● EXERCISE OBJECTIVE: Repeat the records exactly. Leave out the pictures.
EXERCISE DATA Start Marker
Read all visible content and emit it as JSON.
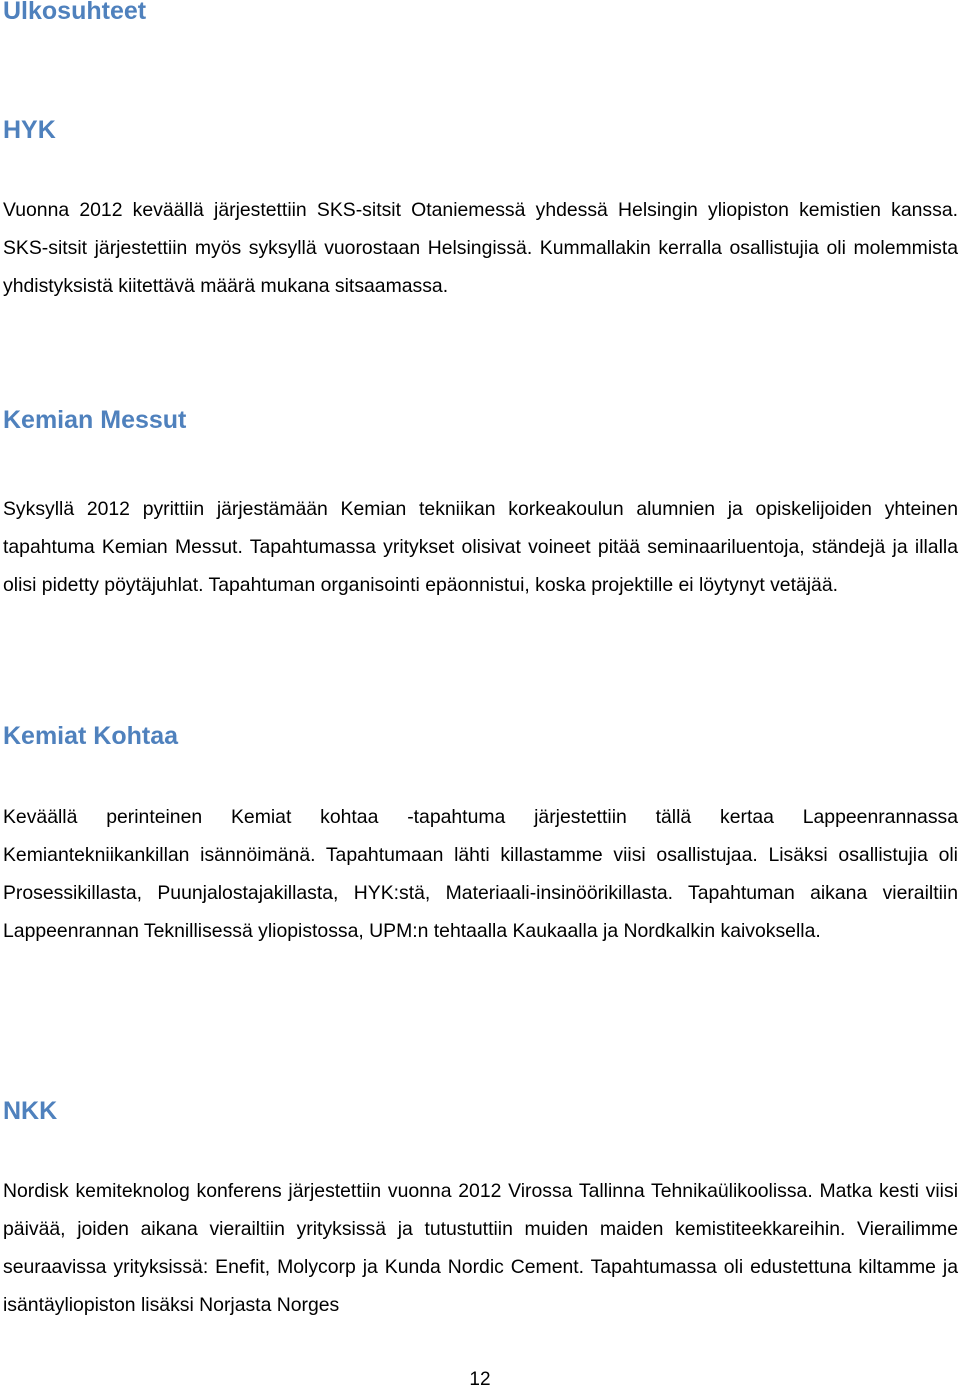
{
  "document": {
    "title": "Ulkosuhteet",
    "heading_color": "#4F81BD",
    "sections": [
      {
        "heading": "HYK",
        "body": "Vuonna 2012 keväällä järjestettiin SKS-sitsit Otaniemessä yhdessä Helsingin yliopiston kemistien kanssa. SKS-sitsit järjestettiin myös syksyllä vuorostaan Helsingissä. Kummallakin kerralla osallistujia oli molemmista yhdistyksistä kiitettävä määrä mukana sitsaamassa."
      },
      {
        "heading": "Kemian Messut",
        "body": "Syksyllä 2012 pyrittiin järjestämään Kemian tekniikan korkeakoulun alumnien ja opiskelijoiden yhteinen tapahtuma Kemian Messut. Tapahtumassa yritykset olisivat voineet pitää seminaariluentoja, ständejä ja illalla olisi pidetty pöytäjuhlat. Tapahtuman organisointi epäonnistui, koska projektille ei löytynyt vetäjää."
      },
      {
        "heading": "Kemiat Kohtaa",
        "body": "Keväällä perinteinen Kemiat kohtaa -tapahtuma järjestettiin tällä kertaa Lappeenrannassa Kemiantekniikankillan isännöimänä. Tapahtumaan lähti killastamme viisi osallistujaa. Lisäksi osallistujia oli Prosessikillasta, Puunjalostajakillasta, HYK:stä, Materiaali-insinöörikillasta. Tapahtuman aikana vierailtiin Lappeenrannan Teknillisessä yliopistossa, UPM:n tehtaalla Kaukaalla ja Nordkalkin kaivoksella."
      },
      {
        "heading": "NKK",
        "body": "Nordisk kemiteknolog konferens järjestettiin vuonna 2012 Virossa Tallinna Tehnikaülikoolissa. Matka kesti viisi päivää, joiden aikana vierailtiin yrityksissä ja tutustuttiin muiden maiden kemistiteekkareihin. Vierailimme seuraavissa yrityksissä: Enefit, Molycorp ja Kunda Nordic Cement. Tapahtumassa oli edustettuna kiltamme ja isäntäyliopiston lisäksi Norjasta Norges"
      }
    ],
    "page_number": "12"
  }
}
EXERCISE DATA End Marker
● RESPONSE FOR THIS EXERCISE:
Read all visible content and emit it as JSON.
{
  "document": {
    "title": "Ulkosuhteet",
    "heading_color": "#4F81BD",
    "sections": [
      {
        "heading": "HYK",
        "body": "Vuonna 2012 keväällä järjestettiin SKS-sitsit Otaniemessä yhdessä Helsingin yliopiston kemistien kanssa. SKS-sitsit järjestettiin myös syksyllä vuorostaan Helsingissä. Kummallakin kerralla osallistujia oli molemmista yhdistyksistä kiitettävä määrä mukana sitsaamassa."
      },
      {
        "heading": "Kemian Messut",
        "body": "Syksyllä 2012 pyrittiin järjestämään Kemian tekniikan korkeakoulun alumnien ja opiskelijoiden yhteinen tapahtuma Kemian Messut. Tapahtumassa yritykset olisivat voineet pitää seminaariluentoja, ständejä ja illalla olisi pidetty pöytäjuhlat. Tapahtuman organisointi epäonnistui, koska projektille ei löytynyt vetäjää."
      },
      {
        "heading": "Kemiat Kohtaa",
        "body": "Keväällä perinteinen Kemiat kohtaa -tapahtuma järjestettiin tällä kertaa Lappeenrannassa Kemiantekniikankillan isännöimänä. Tapahtumaan lähti killastamme viisi osallistujaa. Lisäksi osallistujia oli Prosessikillasta, Puunjalostajakillasta, HYK:stä, Materiaali-insinöörikillasta. Tapahtuman aikana vierailtiin Lappeenrannan Teknillisessä yliopistossa, UPM:n tehtaalla Kaukaalla ja Nordkalkin kaivoksella."
      },
      {
        "heading": "NKK",
        "body": "Nordisk kemiteknolog konferens järjestettiin vuonna 2012 Virossa Tallinna Tehnikaülikoolissa. Matka kesti viisi päivää, joiden aikana vierailtiin yrityksissä ja tutustuttiin muiden maiden kemistiteekkareihin. Vierailimme seuraavissa yrityksissä: Enefit, Molycorp ja Kunda Nordic Cement. Tapahtumassa oli edustettuna kiltamme ja isäntäyliopiston lisäksi Norjasta Norges"
      }
    ],
    "page_number": "12"
  }
}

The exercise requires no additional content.